That snowball effect actually had me drinking alcohol way less and being outdoors way more, looking for opportunities to be present without a distraction like my phone or the tv. I look at things from a cost-benefit analysis now. If I go over my two drink max, what does my morning routine tomorrow look like? How do I operate with my family if we have a function to attend? Everything carries a momentum factor, good and bad, so I’m a lot more intentional. Because of #DadLife, the most important thing I do is intentionally building in that “me time” – my 5 a.m. morning routine when I’m up before the house and the sun. I have time for stillness, some physical movement, and just being in the moment to hopefully allow that good momentum to start moving and fuel my day.
Has that journey changed the way you see yourself?
Oh, for sure! I was a lot more passive before, going with the flow of whatever the norms were. Now I find myself making choices that I know will make me feel good. I went from being the dude who stayed for the last song in the club after one too many drinks, to the guy who gets excited about prioritizing his rest to be up early and make the most of my morning. I feel more complete, like I have more to offer to my family and myself. Like I can serve them and myself at a higher level with fewer regrets, less time worrying about my health, less time being wasted and more time being present.
I mean I was 40 when we had my daughter, but I feel younger now, ten years later than I did then in terms of energy and focus! And we’re leading by example because I see my daughter imitating the self-care activities she sees my wife and I doing. It’s so small, but I feel like I’m getting a head start so that things like this will be second nature to her as she gets older.
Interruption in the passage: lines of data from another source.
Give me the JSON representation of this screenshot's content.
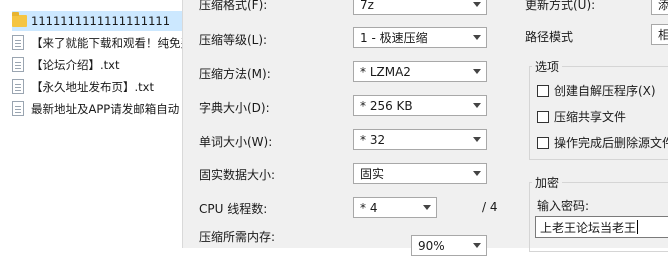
{
  "files": [
    {
      "name": "1111111111111111111",
      "type": "folder",
      "selected": true
    },
    {
      "name": "【来了就能下载和观看！纯免费",
      "type": "txt"
    },
    {
      "name": "【论坛介绍】.txt",
      "type": "txt"
    },
    {
      "name": "【永久地址发布页】.txt",
      "type": "txt"
    },
    {
      "name": "最新地址及APP请发邮箱自动",
      "type": "txt"
    }
  ],
  "left": {
    "format_label": "压缩格式(F):",
    "format_value": "7z",
    "level_label": "压缩等级(L):",
    "level_value": "1 - 极速压缩",
    "method_label": "压缩方法(M):",
    "method_value": "* LZMA2",
    "dict_label": "字典大小(D):",
    "dict_value": "* 256 KB",
    "word_label": "单词大小(W):",
    "word_value": "* 32",
    "solid_label": "固实数据大小:",
    "solid_value": "固实",
    "cpu_label": "CPU 线程数:",
    "cpu_value": "* 4",
    "cpu_total": "/ 4",
    "memory_label": "压缩所需内存:",
    "memory_value": "90%"
  },
  "right": {
    "update_label": "更新方式(U):",
    "update_value": "添加",
    "path_label": "路径模式",
    "path_value": "相对",
    "options_title": "选项",
    "options": [
      {
        "label": "创建自解压程序(X)",
        "checked": false
      },
      {
        "label": "压缩共享文件",
        "checked": false
      },
      {
        "label": "操作完成后删除源文件",
        "checked": false
      }
    ],
    "encrypt_title": "加密",
    "password_label": "输入密码:",
    "password_value": "上老王论坛当老王"
  }
}
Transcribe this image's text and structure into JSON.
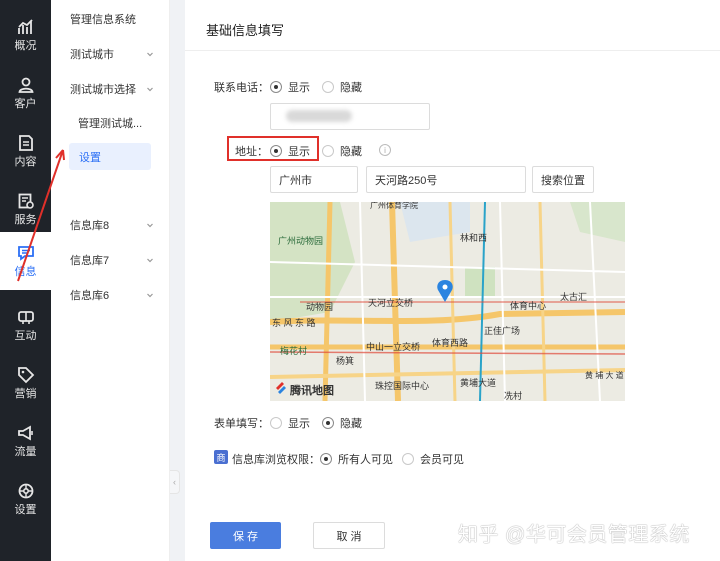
{
  "rail": {
    "items": [
      {
        "label": "概况",
        "icon": "bar-chart-icon"
      },
      {
        "label": "客户",
        "icon": "user-icon"
      },
      {
        "label": "内容",
        "icon": "document-icon"
      },
      {
        "label": "服务",
        "icon": "service-icon"
      },
      {
        "label": "信息",
        "icon": "message-icon"
      },
      {
        "label": "互动",
        "icon": "interaction-icon"
      },
      {
        "label": "营销",
        "icon": "tag-icon"
      },
      {
        "label": "流量",
        "icon": "megaphone-icon"
      },
      {
        "label": "设置",
        "icon": "settings-icon"
      }
    ],
    "active_index": 4
  },
  "submenu": {
    "items": [
      {
        "label": "管理信息系统",
        "has_chevron": false
      },
      {
        "label": "测试城市",
        "has_chevron": true
      },
      {
        "label": "测试城市选择",
        "has_chevron": true
      },
      {
        "label": "管理测试城...",
        "has_chevron": false
      },
      {
        "label": "设置",
        "has_chevron": false
      },
      {
        "label": "信息库8",
        "has_chevron": true
      },
      {
        "label": "信息库7",
        "has_chevron": true
      },
      {
        "label": "信息库6",
        "has_chevron": true
      }
    ],
    "active_label": "设置"
  },
  "form": {
    "title": "基础信息填写",
    "phone": {
      "label": "联系电话：",
      "show": "显示",
      "hide": "隐藏",
      "selected": "显示"
    },
    "address": {
      "label": "地址：",
      "show": "显示",
      "hide": "隐藏",
      "selected": "显示",
      "info": "i",
      "city": "广州市",
      "street": "天河路250号",
      "search_button": "搜索位置"
    },
    "form_fill": {
      "label": "表单填写：",
      "show": "显示",
      "hide": "隐藏",
      "selected": "隐藏"
    },
    "permission": {
      "icon_text": "商",
      "label": "信息库浏览权限：",
      "all": "所有人可见",
      "members": "会员可见",
      "selected": "所有人可见"
    },
    "save": "保 存",
    "cancel": "取 消"
  },
  "map": {
    "labels": {
      "top": "广州体育学院",
      "zoo": "广州动物园",
      "linhexi": "林和西",
      "zoo_station": "动物园",
      "tianhe": "天河立交桥",
      "tiyuzhongxin": "体育中心",
      "taiguhui": "太古汇",
      "dongfeng": "东 风 东 路",
      "zhengjia": "正佳广场",
      "meihuacun": "梅花村",
      "zhongshan": "中山一立交桥",
      "tiyuxilu": "体育西路",
      "yangji": "杨箕",
      "huangpu": "黄 埔 大 道",
      "zhujiang": "珠控国际中心",
      "huangpu_station": "黄埔大道",
      "xiancun": "冼村",
      "brand": "腾讯地图"
    }
  },
  "watermark": "知乎 @华可会员管理系统",
  "colors": {
    "accent": "#2b6ff5",
    "primary_button": "#4a7ddf",
    "highlight_box": "#e0302a",
    "rail_bg": "#1f2329"
  }
}
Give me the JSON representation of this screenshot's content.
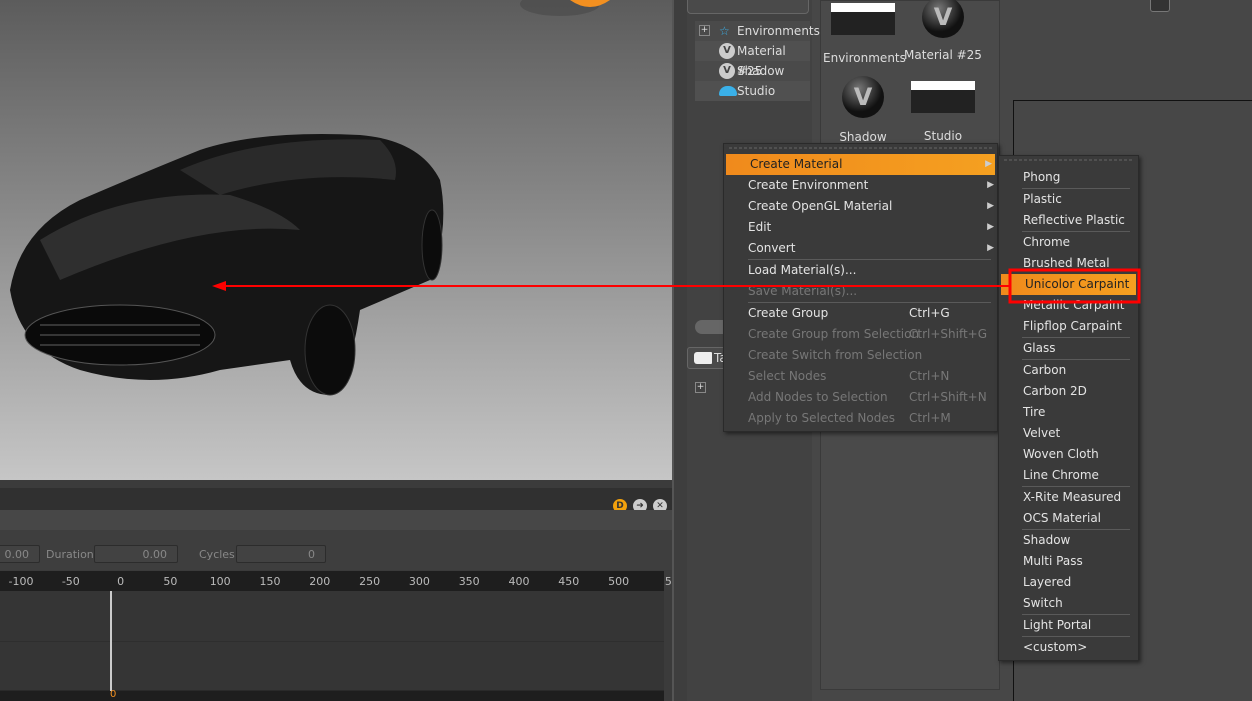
{
  "colors": {
    "accent": "#f39020",
    "annotation": "#ff0000",
    "background": "#474747"
  },
  "timeline": {
    "start_value": "0.00",
    "duration_label": "Duration",
    "duration_value": "0.00",
    "cycles_label": "Cycles",
    "cycles_value": "0",
    "ticks": [
      "-100",
      "-50",
      "0",
      "50",
      "100",
      "150",
      "200",
      "250",
      "300",
      "350",
      "400",
      "450",
      "500",
      "5"
    ],
    "current_frame": "0",
    "icons": [
      "d-badge-icon",
      "arrow-right-icon",
      "close-icon"
    ]
  },
  "tree": {
    "items": [
      {
        "label": "Environments",
        "icon": "environment-icon"
      },
      {
        "label": "Material #25",
        "icon": "material-v-icon"
      },
      {
        "label": "Shadow",
        "icon": "material-v-icon"
      },
      {
        "label": "Studio",
        "icon": "studio-env-icon"
      }
    ],
    "tab_label": "Ta"
  },
  "thumbnails": [
    {
      "label": "Environments"
    },
    {
      "label": "Material #25"
    },
    {
      "label": "Shadow"
    },
    {
      "label": "Studio"
    }
  ],
  "context_menu": {
    "items": [
      {
        "label": "Create Material",
        "submenu": true,
        "highlighted": true
      },
      {
        "label": "Create Environment",
        "submenu": true
      },
      {
        "label": "Create OpenGL Material",
        "submenu": true
      },
      {
        "label": "Edit",
        "submenu": true
      },
      {
        "label": "Convert",
        "submenu": true,
        "sep_after": true
      },
      {
        "label": "Load Material(s)..."
      },
      {
        "label": "Save Material(s)...",
        "disabled": true,
        "sep_after": true
      },
      {
        "label": "Create Group",
        "shortcut": "Ctrl+G"
      },
      {
        "label": "Create Group from Selection",
        "shortcut": "Ctrl+Shift+G",
        "disabled": true
      },
      {
        "label": "Create Switch from Selection",
        "disabled": true
      },
      {
        "label": "Select Nodes",
        "shortcut": "Ctrl+N",
        "disabled": true
      },
      {
        "label": "Add Nodes to Selection",
        "shortcut": "Ctrl+Shift+N",
        "disabled": true
      },
      {
        "label": "Apply to Selected Nodes",
        "shortcut": "Ctrl+M",
        "disabled": true
      }
    ]
  },
  "submenu": {
    "items": [
      {
        "label": "Phong",
        "sep_after": true
      },
      {
        "label": "Plastic"
      },
      {
        "label": "Reflective Plastic",
        "sep_after": true
      },
      {
        "label": "Chrome"
      },
      {
        "label": "Brushed Metal"
      },
      {
        "label": "Unicolor Carpaint",
        "highlighted": true
      },
      {
        "label": "Metallic Carpaint"
      },
      {
        "label": "Flipflop Carpaint",
        "sep_after": true
      },
      {
        "label": "Glass",
        "sep_after": true
      },
      {
        "label": "Carbon"
      },
      {
        "label": "Carbon 2D"
      },
      {
        "label": "Tire"
      },
      {
        "label": "Velvet"
      },
      {
        "label": "Woven Cloth"
      },
      {
        "label": "Line Chrome",
        "sep_after": true
      },
      {
        "label": "X-Rite Measured"
      },
      {
        "label": "OCS Material",
        "sep_after": true
      },
      {
        "label": "Shadow"
      },
      {
        "label": "Multi Pass"
      },
      {
        "label": "Layered"
      },
      {
        "label": "Switch",
        "sep_after": true
      },
      {
        "label": "Light Portal",
        "sep_after": true
      },
      {
        "label": "<custom>"
      }
    ]
  }
}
To learn more about David and view past episodes of our series Man to Man, catch up on YouTube and via IGTV.